Ice-related injuries sent more than 200 patients to the hospital Tuesday morning in Minneapolis, St. Paul and other metro cities. Here's a breakdown:
HCMC paramedics: 90 calls, half for ice-related falls
Allina paramedics: 40 calls for ice injuries
Regions Hospital (St. Paul): 19 ice injuries
Unity Hospital (Fridley): 70 patients
Mercy Hospital (Coon Rapids): 38 patients
Abbott Northwestern (Minneapolis): 14 patients
Injuries ranged from minor bruises and concussions to broken bones requiring intensive care.
WHY SO SLIPPERY?
Sidewalks were especially slippery Tuesday morning after light precipitation Monday night and below-freezing overnight lows. MnDOT plows were able to salt and sand highways, but bridges, on/off ramps and some city streets remained slick.
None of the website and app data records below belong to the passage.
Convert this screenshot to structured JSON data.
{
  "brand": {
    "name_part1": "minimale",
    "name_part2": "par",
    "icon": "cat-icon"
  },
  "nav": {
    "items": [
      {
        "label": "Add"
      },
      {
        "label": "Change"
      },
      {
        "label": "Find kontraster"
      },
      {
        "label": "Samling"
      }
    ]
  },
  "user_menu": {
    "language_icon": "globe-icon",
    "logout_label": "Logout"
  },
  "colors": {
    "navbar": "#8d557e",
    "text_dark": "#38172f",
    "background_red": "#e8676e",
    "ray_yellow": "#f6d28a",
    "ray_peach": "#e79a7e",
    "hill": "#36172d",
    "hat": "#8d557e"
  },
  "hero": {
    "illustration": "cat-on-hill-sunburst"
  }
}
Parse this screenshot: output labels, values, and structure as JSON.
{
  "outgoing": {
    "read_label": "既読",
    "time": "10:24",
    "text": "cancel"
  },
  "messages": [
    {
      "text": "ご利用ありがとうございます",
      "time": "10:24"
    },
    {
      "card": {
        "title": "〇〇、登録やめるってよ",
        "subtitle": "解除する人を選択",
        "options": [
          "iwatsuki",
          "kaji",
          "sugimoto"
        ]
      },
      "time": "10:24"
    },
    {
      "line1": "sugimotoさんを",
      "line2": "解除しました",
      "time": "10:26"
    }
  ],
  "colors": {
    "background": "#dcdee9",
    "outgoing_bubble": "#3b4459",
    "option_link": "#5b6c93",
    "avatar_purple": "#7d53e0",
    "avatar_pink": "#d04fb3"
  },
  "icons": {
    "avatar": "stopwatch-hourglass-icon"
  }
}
TOO ICY FOR GARBAGE PICKUP
Roads were too slippery in St. Louis Park and Blaine for city-contracted garbage pickup.
In St. Paul, to report a sidewalk that's a safety hazard, contact the Department of Safety & Inspections online.
In Minneapolis, property owners are responsible for clearing ice from sidewalks, which can be more dangerous than snow. Call 311 to report a problem sidewalk. Free sand is available to Minneapolis residents at multiple drop sites around the city. Get more information online here.
ICY WEATHER INJURY PREVENTION
- Wear smart shoes. Choose those with non-slip, grooved rubber or neoprene soles. Check out the devices you can clip onto your boots or shoes for better traction. Don't wear shoes or boots with smooth leather or plastic soles.
- Walk small. Imitate the way a penguin takes short, shuffling, flat-footed steps with the feet pointed slightly outward.
- Walk cautiously. Your arms help you keep your balance, Don't walk with your hands in your pockets and avoid carrying heavy or bulky packages.
- Watch where you walk. Assume any dark, wet spots are slippery. Sometimes what appears to simply be wet might be an invisible layer of "black" ice.
- Always use handrails where they are available.
- Wear sunglasses on sunny days. The bright glare can make it hard to see slippery surfaces.
- Wearing heavy layers can help cushion a fall should you go down, but be careful not to wear too much bulk so that it hinders your movement or blocks your vision or hearing.
- Don't forget to remove snow and ice from the bottom of your shoes once you get inside. Wet feet can make a bare floor as slippery as the ice is outside.
- Help your elderly friends and relatives on snow and ice. Slips and falls can be extremely dangerous for seniors. If you are older, don't shy away from asking others for a helping hand.